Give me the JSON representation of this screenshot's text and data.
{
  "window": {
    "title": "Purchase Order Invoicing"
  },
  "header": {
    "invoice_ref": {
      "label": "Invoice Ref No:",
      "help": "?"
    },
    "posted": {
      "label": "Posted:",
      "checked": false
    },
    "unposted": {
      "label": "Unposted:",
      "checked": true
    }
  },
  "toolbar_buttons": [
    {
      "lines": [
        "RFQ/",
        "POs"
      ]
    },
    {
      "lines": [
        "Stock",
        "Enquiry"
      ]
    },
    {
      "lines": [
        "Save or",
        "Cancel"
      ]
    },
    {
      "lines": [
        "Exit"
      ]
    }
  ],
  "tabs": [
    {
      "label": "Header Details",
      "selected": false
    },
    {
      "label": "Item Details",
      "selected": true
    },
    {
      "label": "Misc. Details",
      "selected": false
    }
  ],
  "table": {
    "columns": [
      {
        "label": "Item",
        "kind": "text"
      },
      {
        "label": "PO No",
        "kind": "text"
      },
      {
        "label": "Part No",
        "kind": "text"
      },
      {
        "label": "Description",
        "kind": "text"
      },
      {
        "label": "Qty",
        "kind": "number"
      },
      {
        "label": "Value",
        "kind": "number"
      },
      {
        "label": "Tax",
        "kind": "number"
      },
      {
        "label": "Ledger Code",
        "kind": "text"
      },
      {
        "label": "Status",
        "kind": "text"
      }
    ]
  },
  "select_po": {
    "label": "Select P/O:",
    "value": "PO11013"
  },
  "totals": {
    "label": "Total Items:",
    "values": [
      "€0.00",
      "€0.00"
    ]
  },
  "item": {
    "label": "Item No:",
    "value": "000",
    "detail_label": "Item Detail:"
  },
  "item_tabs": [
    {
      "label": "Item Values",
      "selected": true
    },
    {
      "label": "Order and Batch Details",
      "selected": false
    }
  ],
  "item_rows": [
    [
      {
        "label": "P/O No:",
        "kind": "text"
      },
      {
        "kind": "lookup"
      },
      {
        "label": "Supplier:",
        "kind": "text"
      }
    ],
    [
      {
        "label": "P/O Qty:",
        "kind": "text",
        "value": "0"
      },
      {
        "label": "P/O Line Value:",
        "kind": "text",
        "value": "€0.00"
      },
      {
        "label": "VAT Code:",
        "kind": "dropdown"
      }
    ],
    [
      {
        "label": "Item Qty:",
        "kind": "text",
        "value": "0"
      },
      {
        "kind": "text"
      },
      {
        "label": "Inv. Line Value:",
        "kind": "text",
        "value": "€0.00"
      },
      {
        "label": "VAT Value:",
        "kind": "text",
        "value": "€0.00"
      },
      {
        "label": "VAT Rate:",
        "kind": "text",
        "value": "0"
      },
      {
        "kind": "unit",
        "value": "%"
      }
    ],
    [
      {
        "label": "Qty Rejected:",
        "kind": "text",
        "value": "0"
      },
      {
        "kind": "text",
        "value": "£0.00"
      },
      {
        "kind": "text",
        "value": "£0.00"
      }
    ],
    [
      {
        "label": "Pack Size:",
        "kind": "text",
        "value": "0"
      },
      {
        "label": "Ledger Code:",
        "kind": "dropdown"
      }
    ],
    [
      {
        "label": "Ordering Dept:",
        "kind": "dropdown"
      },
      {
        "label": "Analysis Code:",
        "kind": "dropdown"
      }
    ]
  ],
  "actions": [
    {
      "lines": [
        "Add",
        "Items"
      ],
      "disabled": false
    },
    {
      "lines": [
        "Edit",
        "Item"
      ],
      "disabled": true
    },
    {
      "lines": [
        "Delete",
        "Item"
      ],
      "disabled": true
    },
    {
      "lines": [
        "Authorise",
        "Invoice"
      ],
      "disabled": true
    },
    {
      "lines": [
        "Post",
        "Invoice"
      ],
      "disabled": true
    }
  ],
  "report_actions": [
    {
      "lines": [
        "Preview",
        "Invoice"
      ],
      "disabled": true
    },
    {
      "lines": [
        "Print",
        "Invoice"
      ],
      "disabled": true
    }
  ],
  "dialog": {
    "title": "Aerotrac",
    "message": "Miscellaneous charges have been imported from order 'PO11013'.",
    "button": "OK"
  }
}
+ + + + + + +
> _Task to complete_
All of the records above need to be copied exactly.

> _Exercise result_
Give me the JSON representation of this screenshot's text and data.
{
  "window": {
    "title": "Purchase Order Invoicing"
  },
  "header": {
    "invoice_ref": {
      "label": "Invoice Ref No:",
      "help": "?"
    },
    "posted": {
      "label": "Posted:",
      "checked": false
    },
    "unposted": {
      "label": "Unposted:",
      "checked": true
    }
  },
  "toolbar_buttons": [
    {
      "lines": [
        "RFQ/",
        "POs"
      ]
    },
    {
      "lines": [
        "Stock",
        "Enquiry"
      ]
    },
    {
      "lines": [
        "Save or",
        "Cancel"
      ]
    },
    {
      "lines": [
        "Exit"
      ]
    }
  ],
  "tabs": [
    {
      "label": "Header Details",
      "selected": false
    },
    {
      "label": "Item Details",
      "selected": true
    },
    {
      "label": "Misc. Details",
      "selected": false
    }
  ],
  "table": {
    "columns": [
      {
        "label": "Item",
        "kind": "text"
      },
      {
        "label": "PO No",
        "kind": "text"
      },
      {
        "label": "Part No",
        "kind": "text"
      },
      {
        "label": "Description",
        "kind": "text"
      },
      {
        "label": "Qty",
        "kind": "number"
      },
      {
        "label": "Value",
        "kind": "number"
      },
      {
        "label": "Tax",
        "kind": "number"
      },
      {
        "label": "Ledger Code",
        "kind": "text"
      },
      {
        "label": "Status",
        "kind": "text"
      }
    ]
  },
  "select_po": {
    "label": "Select P/O:",
    "value": "PO11013"
  },
  "totals": {
    "label": "Total Items:",
    "values": [
      "€0.00",
      "€0.00"
    ]
  },
  "item": {
    "label": "Item No:",
    "value": "000",
    "detail_label": "Item Detail:"
  },
  "item_tabs": [
    {
      "label": "Item Values",
      "selected": true
    },
    {
      "label": "Order and Batch Details",
      "selected": false
    }
  ],
  "item_rows": [
    [
      {
        "label": "P/O No:",
        "kind": "text"
      },
      {
        "kind": "lookup"
      },
      {
        "label": "Supplier:",
        "kind": "text"
      }
    ],
    [
      {
        "label": "P/O Qty:",
        "kind": "text",
        "value": "0"
      },
      {
        "label": "P/O Line Value:",
        "kind": "text",
        "value": "€0.00"
      },
      {
        "label": "VAT Code:",
        "kind": "dropdown"
      }
    ],
    [
      {
        "label": "Item Qty:",
        "kind": "text",
        "value": "0"
      },
      {
        "kind": "text"
      },
      {
        "label": "Inv. Line Value:",
        "kind": "text",
        "value": "€0.00"
      },
      {
        "label": "VAT Value:",
        "kind": "text",
        "value": "€0.00"
      },
      {
        "label": "VAT Rate:",
        "kind": "text",
        "value": "0"
      },
      {
        "kind": "unit",
        "value": "%"
      }
    ],
    [
      {
        "label": "Qty Rejected:",
        "kind": "text",
        "value": "0"
      },
      {
        "kind": "text",
        "value": "£0.00"
      },
      {
        "kind": "text",
        "value": "£0.00"
      }
    ],
    [
      {
        "label": "Pack Size:",
        "kind": "text",
        "value": "0"
      },
      {
        "label": "Ledger Code:",
        "kind": "dropdown"
      }
    ],
    [
      {
        "label": "Ordering Dept:",
        "kind": "dropdown"
      },
      {
        "label": "Analysis Code:",
        "kind": "dropdown"
      }
    ]
  ],
  "actions": [
    {
      "lines": [
        "Add",
        "Items"
      ],
      "disabled": false
    },
    {
      "lines": [
        "Edit",
        "Item"
      ],
      "disabled": true
    },
    {
      "lines": [
        "Delete",
        "Item"
      ],
      "disabled": true
    },
    {
      "lines": [
        "Authorise",
        "Invoice"
      ],
      "disabled": true
    },
    {
      "lines": [
        "Post",
        "Invoice"
      ],
      "disabled": true
    }
  ],
  "report_actions": [
    {
      "lines": [
        "Preview",
        "Invoice"
      ],
      "disabled": true
    },
    {
      "lines": [
        "Print",
        "Invoice"
      ],
      "disabled": true
    }
  ],
  "dialog": {
    "title": "Aerotrac",
    "message": "Miscellaneous charges have been imported from order 'PO11013'.",
    "button": "OK"
  }
}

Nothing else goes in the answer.